Hundreds of lessons that are hands on, correlated to recent standards and teach core subject areas.
Students will be introduced to artists and their work in order to prepare them to create their own garden art or still life portraits. Appreciating the beauty of still life art and garden produce will increase interest in foods grown in the garden. Students will use that appreciation to develop promotional art to be displayed in the school to encourage fellow students to eat more fruits and vegetables.View Lesson
It’s on the Label
Learning to read and utilize food labels and information from the U.S. Department of Agriculture, students will compare nutritional value and caloric content of canned, frozen, and fresh fruits and vegetables, compare portions to serving sizes by actually measuring both and scale label information in direct proportion to recommended caloric intake.View Lesson
Feed Me — Nutritional Building Blocks
The difference between human nutrition and plant nutrients is often one of the concepts that students misunderstand. This is proven in documented errors found in standardized test questions. Students hear the term “plant food” and take that term literally, believing that plants eat (as animals do) to obtain nutrients. The intent of this lesson is to clear up that misconception as well as to teach students about the actual nutrients that plants require and the source of those nutrients.View Lesson
My Meal Choices
Student will collect personal meal consumption data, align those foods to the food guide food groups, and cross reference that information with the MyPlate to compare personal eating habits and to recommended guidelines. Students also will use that information to create their own food web.View Lesson
Turning Over a New Leaf
Students examine variations in leaves and consider how leaf adaptations can help plants survive in different environments.View Lesson
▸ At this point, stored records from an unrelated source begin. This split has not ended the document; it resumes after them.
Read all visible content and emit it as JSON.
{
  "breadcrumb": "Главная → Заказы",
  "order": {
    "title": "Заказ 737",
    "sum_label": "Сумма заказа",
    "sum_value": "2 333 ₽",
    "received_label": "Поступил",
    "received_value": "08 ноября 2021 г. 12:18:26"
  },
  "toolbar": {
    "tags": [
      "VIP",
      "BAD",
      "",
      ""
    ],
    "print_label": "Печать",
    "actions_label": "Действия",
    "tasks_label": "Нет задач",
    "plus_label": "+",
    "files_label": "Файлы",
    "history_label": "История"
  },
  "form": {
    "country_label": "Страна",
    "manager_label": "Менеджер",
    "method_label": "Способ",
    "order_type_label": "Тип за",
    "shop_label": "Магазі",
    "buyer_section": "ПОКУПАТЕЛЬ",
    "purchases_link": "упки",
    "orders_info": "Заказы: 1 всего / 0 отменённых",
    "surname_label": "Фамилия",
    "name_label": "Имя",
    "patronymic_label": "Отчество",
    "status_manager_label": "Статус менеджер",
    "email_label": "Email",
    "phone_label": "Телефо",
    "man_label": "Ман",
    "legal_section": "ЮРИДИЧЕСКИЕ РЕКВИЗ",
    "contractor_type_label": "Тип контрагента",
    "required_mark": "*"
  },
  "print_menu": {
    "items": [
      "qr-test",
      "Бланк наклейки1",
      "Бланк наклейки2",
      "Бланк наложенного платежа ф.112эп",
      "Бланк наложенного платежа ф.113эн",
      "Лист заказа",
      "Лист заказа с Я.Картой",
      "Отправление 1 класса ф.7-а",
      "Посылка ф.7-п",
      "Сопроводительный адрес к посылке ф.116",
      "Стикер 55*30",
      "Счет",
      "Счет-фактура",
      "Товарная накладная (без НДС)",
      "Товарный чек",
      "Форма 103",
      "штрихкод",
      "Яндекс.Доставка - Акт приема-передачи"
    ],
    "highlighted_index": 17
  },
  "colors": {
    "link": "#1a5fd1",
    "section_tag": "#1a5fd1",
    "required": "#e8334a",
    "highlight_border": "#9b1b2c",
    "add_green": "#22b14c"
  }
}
Using the U.S. Department of Agriculture’s “Nutrient Database,” the students will compete to predict which vegetables or fruits grown in the school garden contain the highest levels of specific nutrients, graph the results and research the value of those nutrients to their growth and health.View Lesson
Lettuce Be Different
Students compare their own similarities and differences. They then grow and compare several varieties of lettuce plants to explore variations within the same type of plant.
Grouping things with similar characteristics helps us make sense of our world.
What We Eat – Part 2
Students will sort fruits and vegetables (by examining plants grown in the school garden, purchased in the market, or featured in models or pictures) into the parts of the plant eaten as food, identify a serving size, and locate where on MyPlate the food belongs. Understanding the food storage function of a specific plant part will aid in understanding the nutrition provided by that plant part.View Lesson
The Roots of Food
This activity introduces what influences students’ own food choices and those of people in different cultures.View Lesson
Salad Rap – Part 2
Students create a rap song or chant and dance containing and promoting the components of their favorite salad as well as use chant as a device to remember that plants do not eat and only plants produce food.View Lesson